    • MS Word Document Review the Volunteer Staffing Plan (12 pages, 2 MB) Reviewing the volunteer staffing plan and making changes that meet organizational and community needs is critical. This chapter is from the University of Illinois, 4-H Volunteer Management, (1997).
  • PDF file Giving and Providing Feedback (1 page, 40 KB) - Handout on giving and providing feedback developed by Mike Hallenbeck, Employee Assistance. The handout is referenced in the January 6, 2005 "Dealing With Difficult Behavior" Youth Emphasis Teleconference.

Additional Resources

  • Volunteerism For The Next Generation provides a wealth of tools, frameworks and resources for all UW-Extension staff. This site provides the information for participation in Everyone Ready online training for all staff on volunteer management and volunteer development.
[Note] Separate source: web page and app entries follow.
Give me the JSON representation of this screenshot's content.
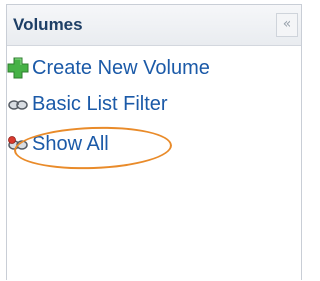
{
  "panel": {
    "title": "Volumes",
    "collapse_icon": "double-chevron-left-icon",
    "collapse_glyph": "«"
  },
  "menu": {
    "items": [
      {
        "label": "Create New Volume",
        "icon": "add-icon",
        "icon_color": "#3aa33a"
      },
      {
        "label": "Basic List Filter",
        "icon": "filter-icon",
        "icon_color": "#6b7280"
      },
      {
        "label": "Show All",
        "icon": "filter-remove-icon",
        "icon_color": "#6b7280"
      }
    ]
  },
  "colors": {
    "title": "#1e3f66",
    "link": "#1b5aa8",
    "highlight": "#e98b2a"
  }
}
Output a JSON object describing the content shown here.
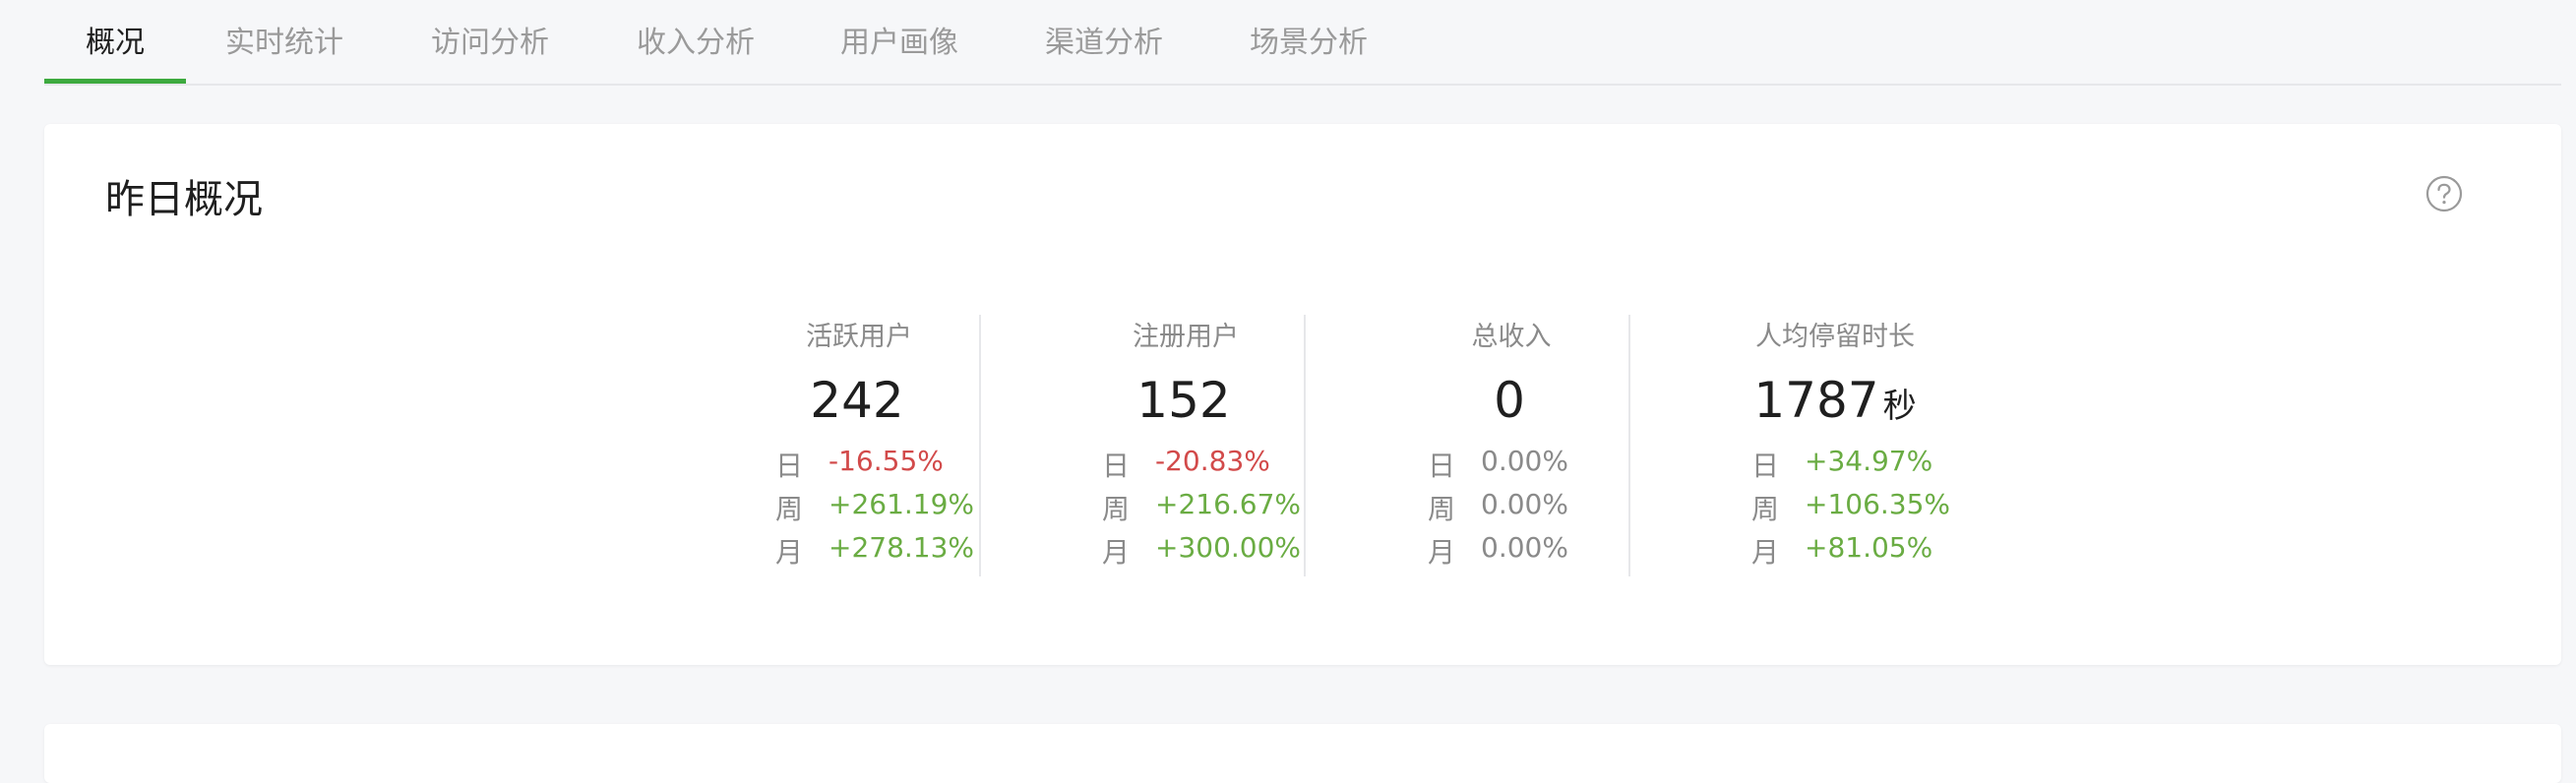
{
  "tabs": [
    {
      "label": "概况",
      "active": true
    },
    {
      "label": "实时统计",
      "active": false
    },
    {
      "label": "访问分析",
      "active": false
    },
    {
      "label": "收入分析",
      "active": false
    },
    {
      "label": "用户画像",
      "active": false
    },
    {
      "label": "渠道分析",
      "active": false
    },
    {
      "label": "场景分析",
      "active": false
    }
  ],
  "overview": {
    "title": "昨日概况",
    "help_icon": "question-circle-icon",
    "stats": [
      {
        "label": "活跃用户",
        "value": "242",
        "unit": "",
        "rows": [
          {
            "label": "日",
            "value": "-16.55%",
            "trend": "neg"
          },
          {
            "label": "周",
            "value": "+261.19%",
            "trend": "pos"
          },
          {
            "label": "月",
            "value": "+278.13%",
            "trend": "pos"
          }
        ]
      },
      {
        "label": "注册用户",
        "value": "152",
        "unit": "",
        "rows": [
          {
            "label": "日",
            "value": "-20.83%",
            "trend": "neg"
          },
          {
            "label": "周",
            "value": "+216.67%",
            "trend": "pos"
          },
          {
            "label": "月",
            "value": "+300.00%",
            "trend": "pos"
          }
        ]
      },
      {
        "label": "总收入",
        "value": "0",
        "unit": "",
        "rows": [
          {
            "label": "日",
            "value": "0.00%",
            "trend": "neu"
          },
          {
            "label": "周",
            "value": "0.00%",
            "trend": "neu"
          },
          {
            "label": "月",
            "value": "0.00%",
            "trend": "neu"
          }
        ]
      },
      {
        "label": "人均停留时长",
        "value": "1787",
        "unit": "秒",
        "rows": [
          {
            "label": "日",
            "value": "+34.97%",
            "trend": "pos"
          },
          {
            "label": "周",
            "value": "+106.35%",
            "trend": "pos"
          },
          {
            "label": "月",
            "value": "+81.05%",
            "trend": "pos"
          }
        ]
      }
    ]
  },
  "colors": {
    "accent_green": "#3daa3f",
    "positive": "#6aac43",
    "negative": "#d24a4a",
    "muted": "#8a8a8a"
  }
}
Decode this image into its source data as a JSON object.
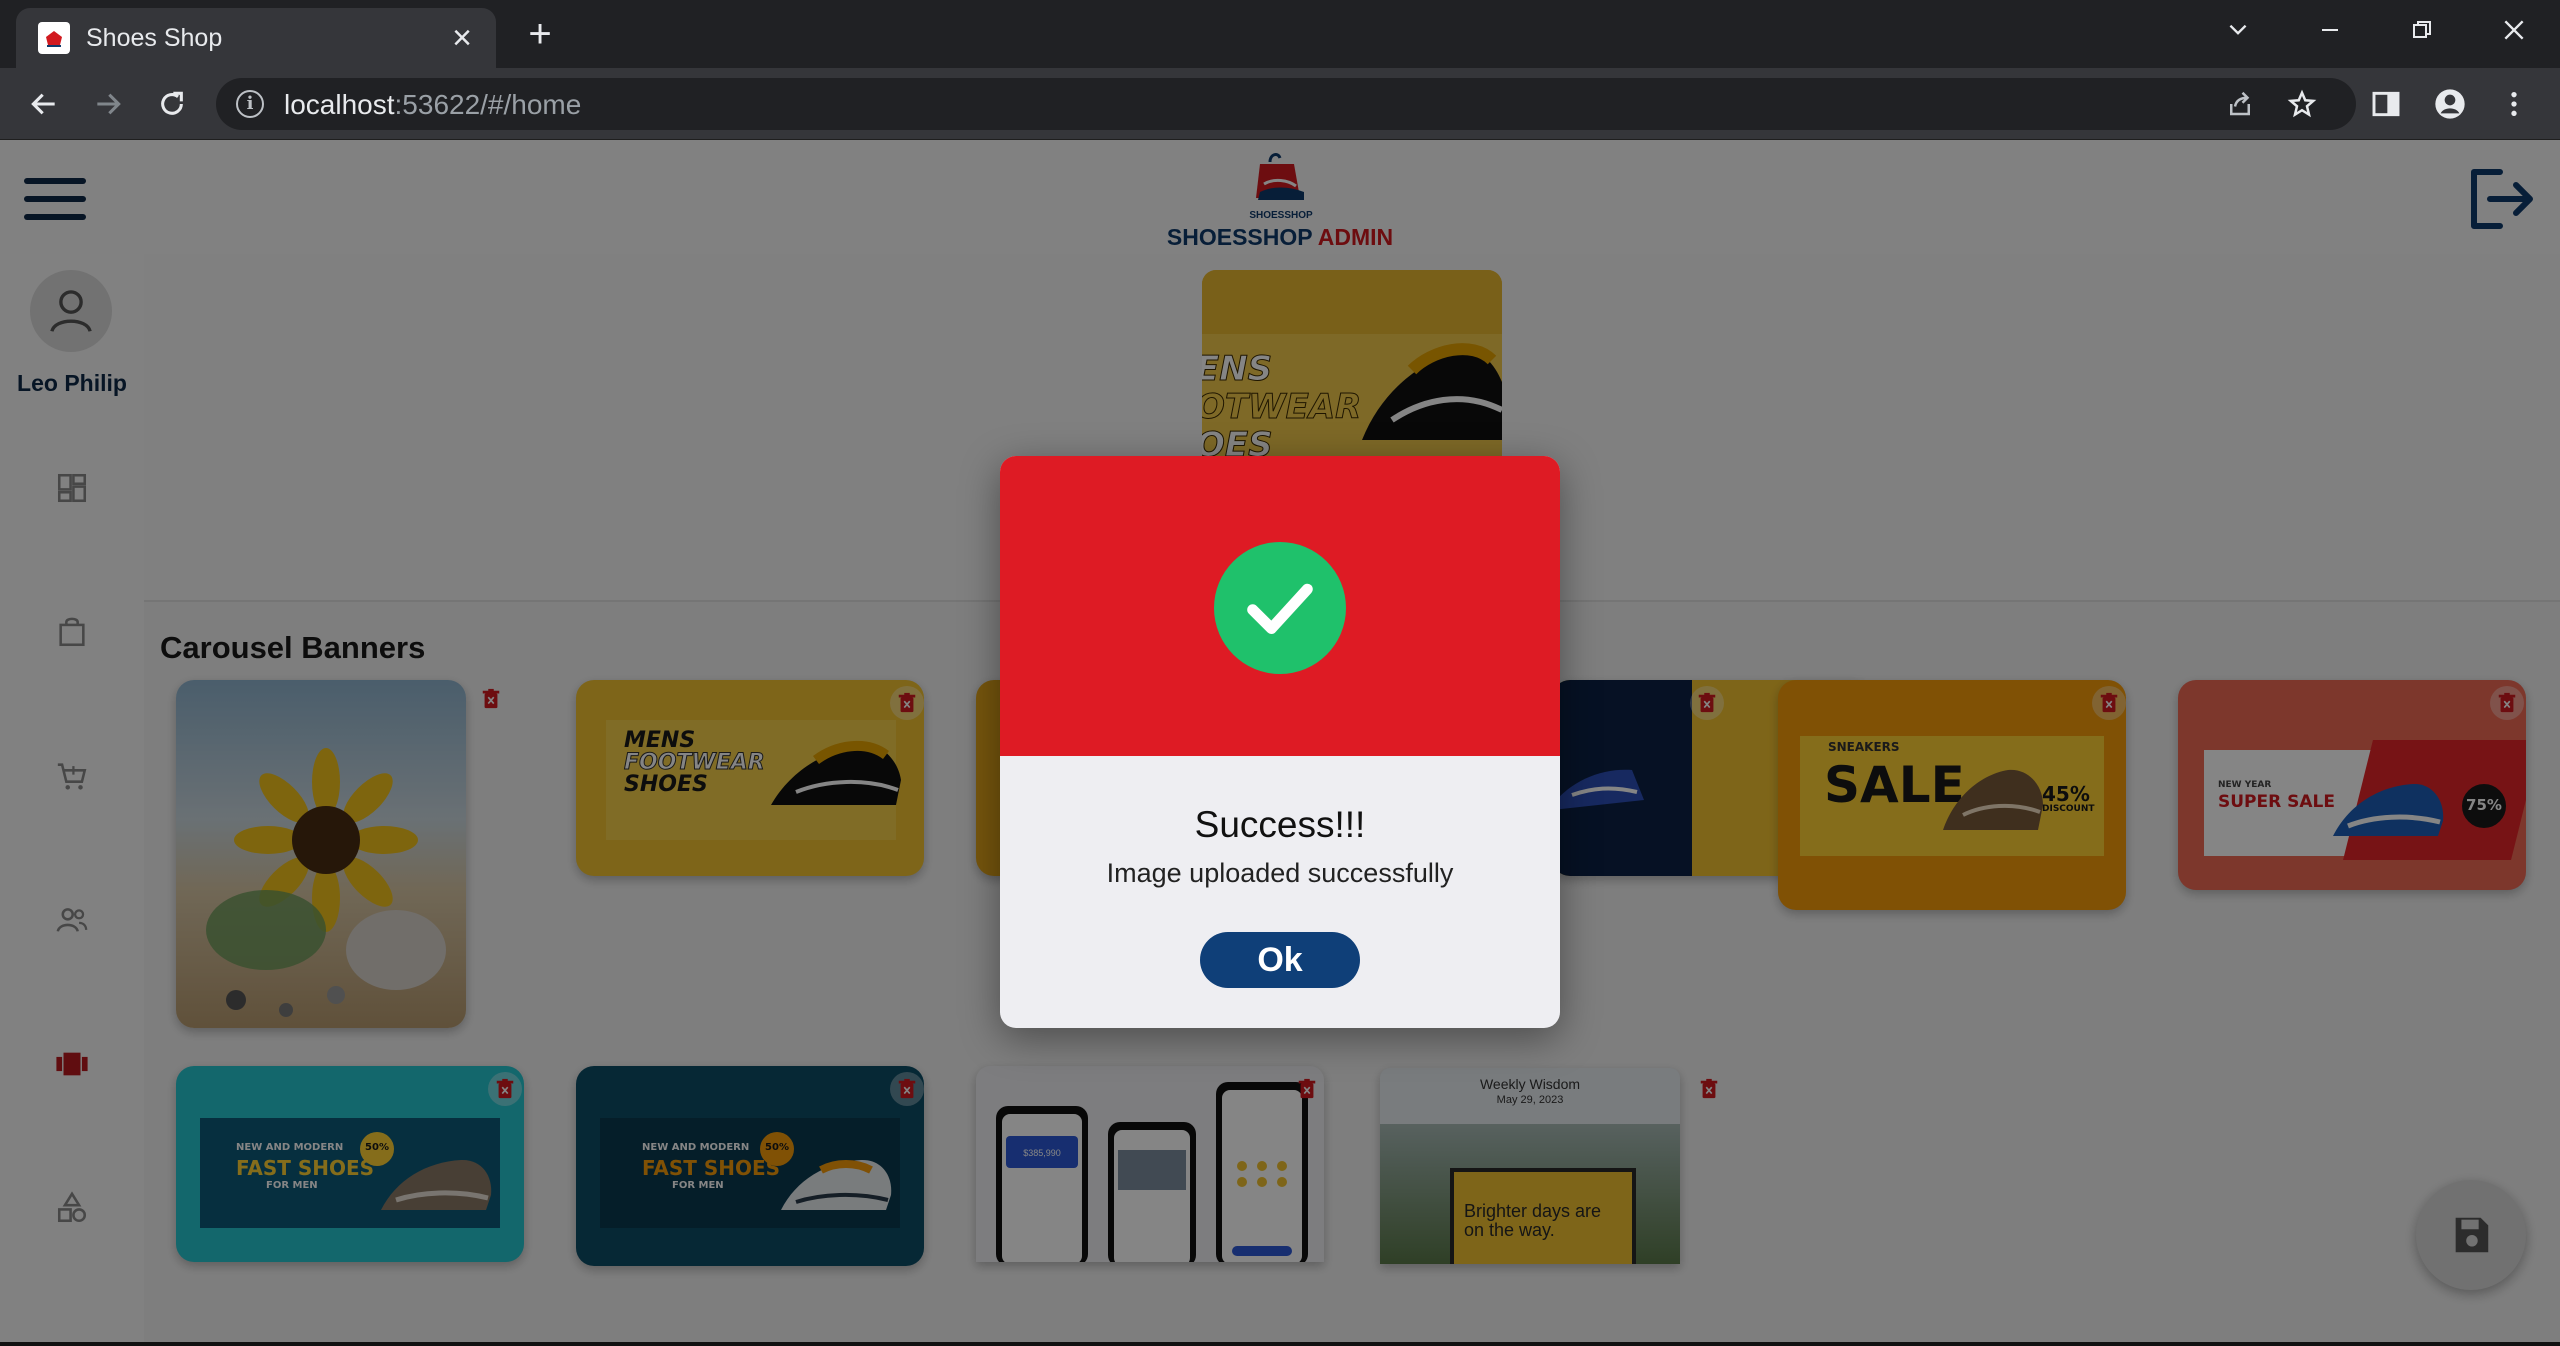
{
  "browser": {
    "tab_title": "Shoes Shop",
    "tab_close": "×",
    "new_tab": "+",
    "url_host": "localhost",
    "url_rest": ":53622/#/home"
  },
  "header": {
    "brand_part1": "SHOESSHOP",
    "brand_part2": " ADMIN",
    "logo_caption": "SHOESSHOP"
  },
  "sidebar": {
    "user_name": "Leo Philip",
    "items": [
      {
        "icon": "dashboard-icon"
      },
      {
        "icon": "shopping-bag-icon"
      },
      {
        "icon": "cart-icon"
      },
      {
        "icon": "users-icon"
      },
      {
        "icon": "carousel-icon",
        "active": true
      },
      {
        "icon": "categories-icon"
      }
    ]
  },
  "main": {
    "section_title": "Carousel Banners",
    "preview_banner": {
      "line1": "ENS",
      "line2": "OTWEAR",
      "line3": "OES"
    },
    "banners": [
      {
        "name": "sunflower-beach",
        "text": ""
      },
      {
        "name": "mens-footwear",
        "line1": "MENS",
        "line2": "FOOTWEAR",
        "line3": "SHOES"
      },
      {
        "name": "yellow-partial",
        "text": ""
      },
      {
        "name": "nike-yellow",
        "text": ""
      },
      {
        "name": "sneakers-sale",
        "small": "SNEAKERS",
        "big": "SALE",
        "badge": "45%",
        "badge_sub": "DISCOUNT"
      },
      {
        "name": "new-year-super-sale",
        "small": "NEW YEAR",
        "big": "SUPER SALE",
        "badge": "75%"
      },
      {
        "name": "fast-shoes-teal",
        "small": "NEW AND MODERN",
        "big": "FAST SHOES",
        "sub": "FOR MEN",
        "badge": "50%"
      },
      {
        "name": "fast-shoes-dark",
        "small": "NEW AND MODERN",
        "big": "FAST SHOES",
        "sub": "FOR MEN",
        "badge": "50%"
      },
      {
        "name": "phone-mockups",
        "price": "$385,990"
      },
      {
        "name": "weekly-wisdom",
        "title": "Weekly Wisdom",
        "date": "May 29, 2023",
        "quote": "Brighter days are on the way."
      }
    ]
  },
  "dialog": {
    "title": "Success!!!",
    "message": "Image uploaded successfully",
    "ok_label": "Ok"
  },
  "colors": {
    "brand_navy": "#0e3a6b",
    "brand_red": "#d11a1f",
    "dialog_red": "#de1b24",
    "success_green": "#1fc16b",
    "ok_button": "#0f3f78"
  }
}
The National Framework for 4-H Youth Development and Assessment are here as well as the Volunteerism for the Next Generation Rubric, Syllabus and Assessments, ready for staff to build a solid professional development plan to increase their capacity and knowledge in volunteerism. Additional teaching and learning resources such as the 25 plus VNG Fact Sheets and Volunteer Research and Competency Taxonomy and 50 plus Lesson Plans are located here as well. All are ready for staff to use in their training with volunteers. Mark this as one of your FAVORITES today!
  • pdf iconEconomic Value Volunteering (1 page, 27KB) This resource provide information and links to assist in calculating the economic value of volunteers.
  • Corporation for National and Community Service: Volunteering In America provides reports by the state, region and nation on volunteer trends based on the most current census.
  • Corporation for National and Communiity Service Research and Policy houses a variety of research reports and summaries.
  • North Central Region Volunteer Development web site was developed by the North Central Region Volunteer Specialists. The Volunteer Specialists populate this site with resources for volunteer management, volunteer development, research and other resources with the intent of sharing resources across the region. Staff and volunteer training materials are also included.
  • MS Word Document Volunteer Development Reference Guide (2 pages, 91.5 KB ) This guide provides a listing of research, statistics, resources, books, and curriculum to be used in volunteer development and management. Web links are provided.
  • Community Tool Box - The goal of the Community Tool Box is to provide for community health and development. It provides practical skill-building tools and information. Enter "volunteers" into the search function on the page. A comprehensive list of information, resources, and tools are available for a variety of areas in volunteer management and development.